TikTok is once again making news, but not because of a viral dance or fashion trend. A class action lawsuit is now pending in the U.S. District Court for the Northern District of Illinois against the popular video sharing social networking platform. While the cases sparking the class action came from Illinois and California, there are national implications from the case. The claims are based on various privacy law violations, including the failure to gain consent or notify users about collecting and using their biometric identifiers. The class action complaint also alleged that TikTok disclosed, disseminated, and profited from this personal user data. Another assertion was that TikTok transferred this information to servers located in China.
Under the Illinois Biometric Privacy Act (which is a central focus of the case), an organization must provide notification and get permission before collecting, storing, and using biometric data like a person’s fingerprints or facial scan. Many other states are jumping on the biometric data legislation bandwagon, so this litigation should serve as a warning to organizations handling this type of consumer data – especially when subject to laws that allow for a private right of action like Illinois does. Other legislation cited include the U.S. Computer Fraud and Abuse Act, California Comprehensive Data Access and Fraud Act, and more.
The parties reached a settlement this February for $92 million that is currently in the approval stage. TikTok has an estimated 100 million monthly active users in the U.S. alone, which makes the potential number of Class Members that could participate in the settlement very large. The agreement categorized two groups of class members, those located nationwide and an Illinois subclass, that combined should apply to 89 million people. Counsel originally submitted a notification plan that relied primarily on email, however it appeared that this would reach only about a third of potential claimants. The predicted settlement claim rate was around 2 percent and the judge expressed concern.
As such, the court has been unwilling to formally push the settlement through due to apprehension over the claims rate and notification procedures. The judge suggested that notice via the app itself would provide a higher chance of increasing the claims rate. Since a large number of the claimants use the platform regularly, receiving a push notification or direct inbox message via the app could definitely notify more individuals about the settlement and provide education about their rights. Before approving the settlement, the judge also sought clarification on valuation procedures and assurances regarding representation of minor plaintiffs since many minors use this app.
In an attempt to address these issues, counsel for plaintiffs filed a memorandum on March 23. Notably, this filing clarified the notification plan and expanded it to include in-app notice to potential Class Members. While the settling parties were hesitant about doing this, receiving criticism from the court is what led to this addition in the amended plan. TikTok was initially apprehensive because users did not consent to receive this type of notification from the app, but after getting feedback from the court and discussing the benefits with counsel the parties were able to reach an agreement. The memorandum also clarified that the email notification could potentially reach over two thirds of the class and that the one third estimate was on the conservative end. Additionally, there would be a publication notice effort that purports to reach 95 percent of potential claimants numerous times. This would potentially help parents receive information relevant to minor claims because they could see the notice shared on Facebook and in other commonly accessed publications.

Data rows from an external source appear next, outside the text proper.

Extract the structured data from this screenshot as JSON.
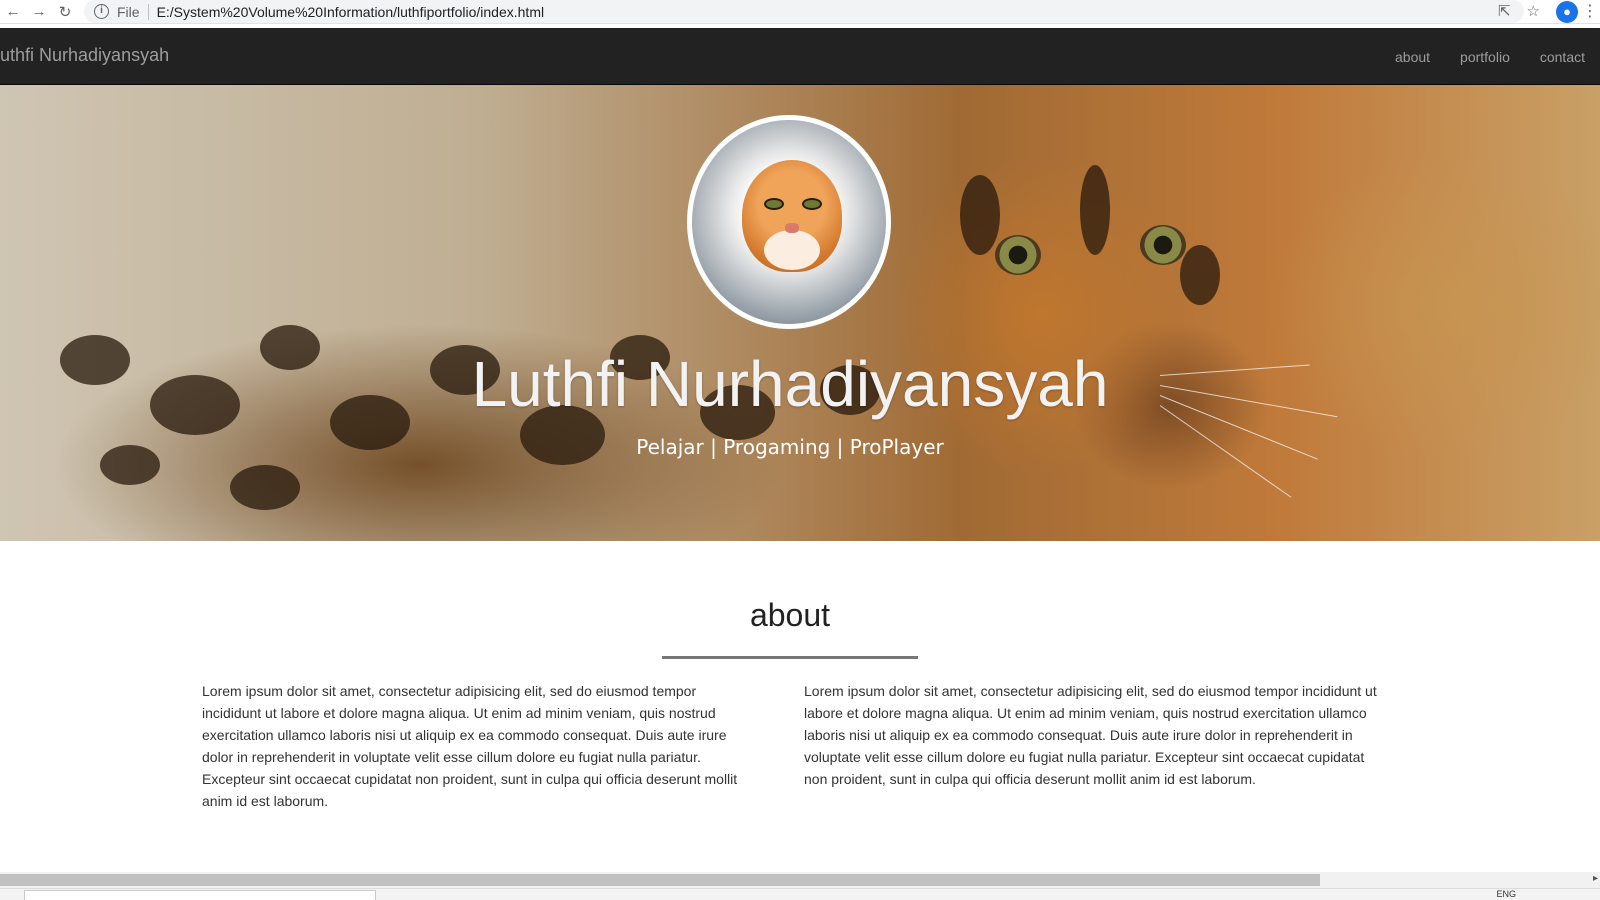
{
  "browser": {
    "file_label": "File",
    "url": "E:/System%20Volume%20Information/luthfiportfolio/index.html",
    "tray_text": "ENG"
  },
  "navbar": {
    "brand": "uthfi Nurhadiyansyah",
    "links": [
      "about",
      "portfolio",
      "contact"
    ]
  },
  "hero": {
    "title": "Luthfi Nurhadiyansyah",
    "subtitle": "Pelajar | Progaming | ProPlayer"
  },
  "about": {
    "title": "about",
    "left_text": "Lorem ipsum dolor sit amet, consectetur adipisicing elit, sed do eiusmod tempor incididunt ut labore et dolore magna aliqua. Ut enim ad minim veniam, quis nostrud exercitation ullamco laboris nisi ut aliquip ex ea commodo consequat. Duis aute irure dolor in reprehenderit in voluptate velit esse cillum dolore eu fugiat nulla pariatur. Excepteur sint occaecat cupidatat non proident, sunt in culpa qui officia deserunt mollit anim id est laborum.",
    "right_text": "Lorem ipsum dolor sit amet, consectetur adipisicing elit, sed do eiusmod tempor incididunt ut labore et dolore magna aliqua. Ut enim ad minim veniam, quis nostrud exercitation ullamco laboris nisi ut aliquip ex ea commodo consequat. Duis aute irure dolor in reprehenderit in voluptate velit esse cillum dolore eu fugiat nulla pariatur. Excepteur sint occaecat cupidatat non proident, sunt in culpa qui officia deserunt mollit anim id est laborum."
  },
  "colors": {
    "navbar_bg": "#222222",
    "nav_text": "#9d9d9d",
    "hero_text": "#f2f2f2"
  }
}
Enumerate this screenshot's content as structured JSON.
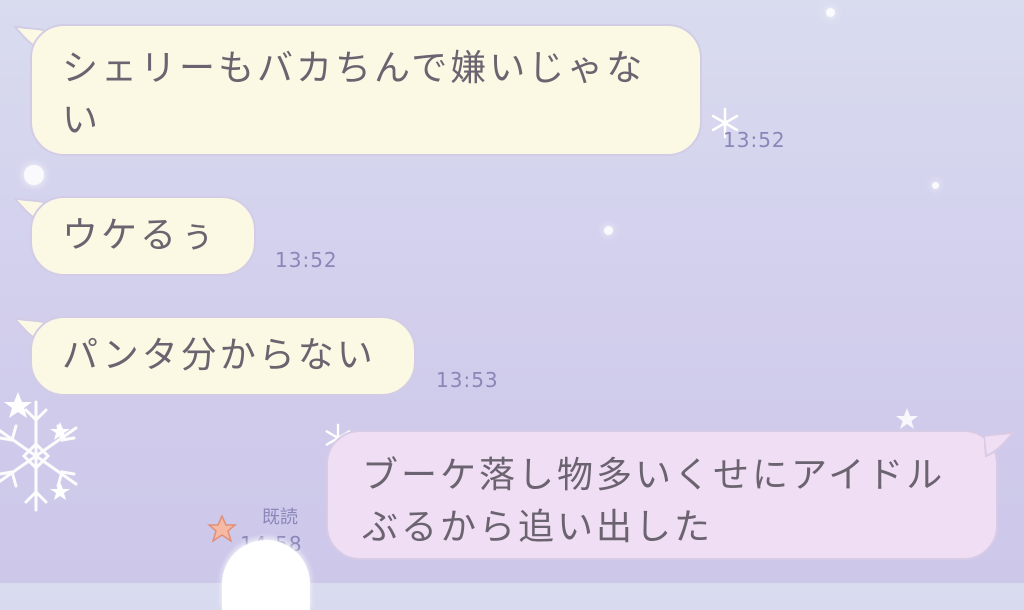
{
  "messages": [
    {
      "direction": "incoming",
      "text": "シェリーもバカちんで嫌いじゃな\nい",
      "time": "13:52"
    },
    {
      "direction": "incoming",
      "text": "ウケるぅ",
      "time": "13:52"
    },
    {
      "direction": "incoming",
      "text": "パンタ分からない",
      "time": "13:53"
    },
    {
      "direction": "outgoing",
      "text": "ブーケ落し物多いくせにアイドル\nぶるから追い出した",
      "time": "14:58",
      "read_label": "既読"
    }
  ],
  "colors": {
    "incoming_bubble": "#fbf9e3",
    "outgoing_bubble": "#f0dff4",
    "timestamp": "#8a86b8",
    "message_text": "#6b6470"
  }
}
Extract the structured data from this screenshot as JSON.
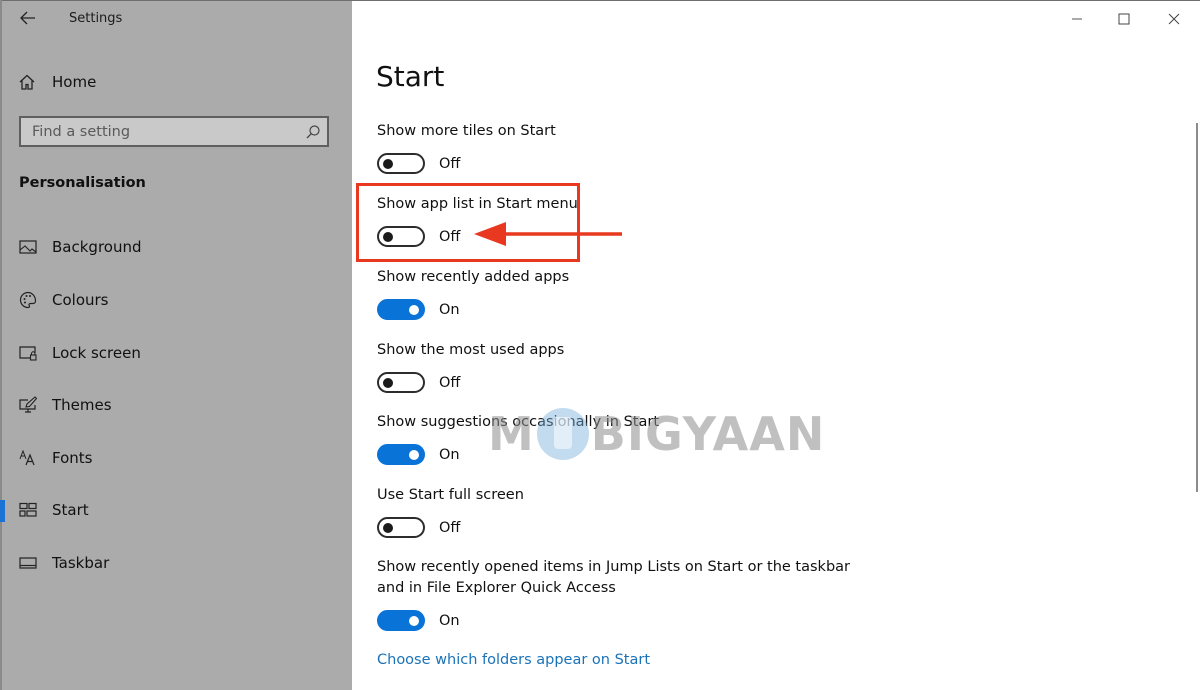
{
  "window": {
    "title": "Settings",
    "controls": {
      "minimize": "minimize-icon",
      "maximize": "maximize-icon",
      "close": "close-icon"
    }
  },
  "sidebar": {
    "back_icon": "back-arrow-icon",
    "home": {
      "label": "Home",
      "icon": "home-icon"
    },
    "search": {
      "placeholder": "Find a setting",
      "value": "",
      "icon": "search-icon"
    },
    "section_title": "Personalisation",
    "items": [
      {
        "label": "Background",
        "icon": "image-icon",
        "active": false
      },
      {
        "label": "Colours",
        "icon": "palette-icon",
        "active": false
      },
      {
        "label": "Lock screen",
        "icon": "lock-screen-icon",
        "active": false
      },
      {
        "label": "Themes",
        "icon": "themes-icon",
        "active": false
      },
      {
        "label": "Fonts",
        "icon": "fonts-icon",
        "active": false
      },
      {
        "label": "Start",
        "icon": "start-tiles-icon",
        "active": true
      },
      {
        "label": "Taskbar",
        "icon": "taskbar-icon",
        "active": false
      }
    ]
  },
  "main": {
    "title": "Start",
    "settings": [
      {
        "label": "Show more tiles on Start",
        "state": "Off",
        "on": false
      },
      {
        "label": "Show app list in Start menu",
        "state": "Off",
        "on": false,
        "highlighted": true
      },
      {
        "label": "Show recently added apps",
        "state": "On",
        "on": true
      },
      {
        "label": "Show the most used apps",
        "state": "Off",
        "on": false
      },
      {
        "label": "Show suggestions occasionally in Start",
        "state": "On",
        "on": true
      },
      {
        "label": "Use Start full screen",
        "state": "Off",
        "on": false
      },
      {
        "label": "Show recently opened items in Jump Lists on Start or the taskbar and in File Explorer Quick Access",
        "state": "On",
        "on": true
      }
    ],
    "link": "Choose which folders appear on Start"
  },
  "annotation": {
    "color": "#e8381f",
    "type": "arrow-and-box"
  },
  "watermark": {
    "pre": "M",
    "post": "BIGYAAN"
  },
  "colors": {
    "accent": "#0a73d7",
    "link": "#1a73b8",
    "sidebar_bg": "#aaabaa"
  }
}
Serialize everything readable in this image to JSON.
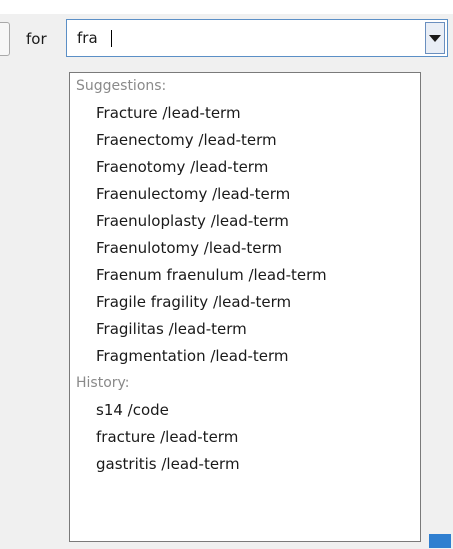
{
  "search": {
    "for_label": "for",
    "query": "fra"
  },
  "popup": {
    "suggestions_header": "Suggestions:",
    "suggestions": [
      "Fracture /lead-term",
      "Fraenectomy /lead-term",
      "Fraenotomy /lead-term",
      "Fraenulectomy /lead-term",
      "Fraenuloplasty /lead-term",
      "Fraenulotomy /lead-term",
      "Fraenum fraenulum /lead-term",
      "Fragile fragility /lead-term",
      "Fragilitas /lead-term",
      "Fragmentation /lead-term"
    ],
    "history_header": "History:",
    "history": [
      "s14 /code",
      "fracture /lead-term",
      "gastritis /lead-term"
    ]
  },
  "icons": {
    "dropdown": "chevron-down-icon"
  },
  "colors": {
    "combo_border": "#5b8fc6",
    "header_text": "#8a8a8a",
    "accent": "#2f7fd0"
  }
}
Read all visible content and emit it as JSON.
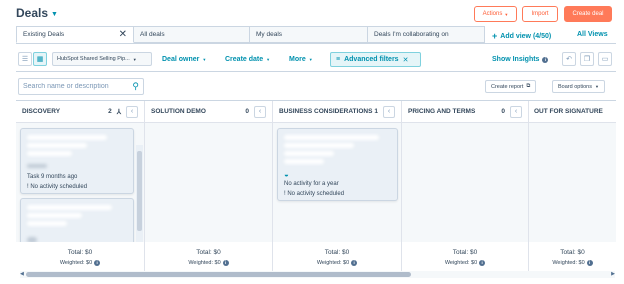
{
  "header": {
    "title": "Deals",
    "actions_label": "Actions",
    "import_label": "Import",
    "create_label": "Create deal"
  },
  "tabs": [
    {
      "label": "Existing Deals"
    },
    {
      "label": "All deals"
    },
    {
      "label": "My deals"
    },
    {
      "label": "Deals I'm collaborating on"
    }
  ],
  "tab_actions": {
    "add_view": "Add view (4/50)",
    "all_views": "All Views"
  },
  "filters": {
    "pipeline": "HubSpot Shared Selling Pip...",
    "deal_owner": "Deal owner",
    "create_date": "Create date",
    "more": "More",
    "advanced": "Advanced filters",
    "show_insights": "Show Insights"
  },
  "search": {
    "placeholder": "Search name or description"
  },
  "board_actions": {
    "create_report": "Create report",
    "board_options": "Board options"
  },
  "columns": [
    {
      "name": "DISCOVERY",
      "count": "2",
      "total": "Total: $0",
      "weighted": "Weighted: $0"
    },
    {
      "name": "SOLUTION DEMO",
      "count": "0",
      "total": "Total: $0",
      "weighted": "Weighted: $0"
    },
    {
      "name": "BUSINESS CONSIDERATIONS",
      "count": "1",
      "total": "Total: $0",
      "weighted": "Weighted: $0"
    },
    {
      "name": "PRICING AND TERMS",
      "count": "0",
      "total": "Total: $0",
      "weighted": "Weighted: $0"
    },
    {
      "name": "OUT FOR SIGNATURE",
      "count": "",
      "total": "Total: $0",
      "weighted": "Weighted: $0"
    }
  ],
  "cards": {
    "discovery_1": {
      "task": "Task 9 months ago",
      "activity": "No activity scheduled"
    },
    "business_1": {
      "status": "No activity for a year",
      "activity": "No activity scheduled"
    }
  },
  "colors": {
    "accent": "#ff7a59",
    "link": "#0091ae",
    "text": "#33475b",
    "border": "#cbd6e2"
  }
}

Predictions on Notification Trends
It is interesting that class action notification mechanisms are becoming a bigger focus in the courts, especially when dealing with consumer privacy. In this matter, a driving force is likely the fact that a recent settlement with Facebook for biometric privacy violations resulted in a relatively high 22 percent claim rate by using newsfeed notifications and an internet campaign. Class action litigators and settlement administrators should expect to see more courts casting a critical eye on the notification process going forward to reach more individuals and drive a greater response. Anticipate judges pushing lawyers to think outside of the box and use notification methods applicable to the case and communication habits of the class. Here, there was a reasonable argument that TikTok users would pay more attention to a push notification than reading a notification email from a third party, especially amongst younger users. That, coupled with email and other publication measures, will help ensure that most users and any parents of minor users will become aware of the class action settlement. The important thing to remember is that class action notification can’t be one-size-fits-all. Lawyers need to take into consideration the ages of Class Members, case background, and communication preferences of Members to determine the best procedures to utilize in order to achieve direct notice for a specific case.
When dealing with data privacy violations or other comparable offenses, there will likely be a continued trend of focusing on deterring similar behavior in the future. One way to accomplish this is what the judge is doing with the TikTok class action – defer settlement approval until there is a more comprehensive notification plan providing a better chance of higher claimant participation. The TikTok case is a clear statement to organizations deploying inadequate methods for handling consumer data. Although the settlement money will be the same, the more individuals that choose to file a claim will spread greater awareness. Hopefully, increased awareness will prevent repeat offenses and drive better data practices going forward. With new privacy legislation emerging everywhere, organizations should closely watch how this and future class actions unfold and prepare accordingly to avoid liability and adequately protect consumer data.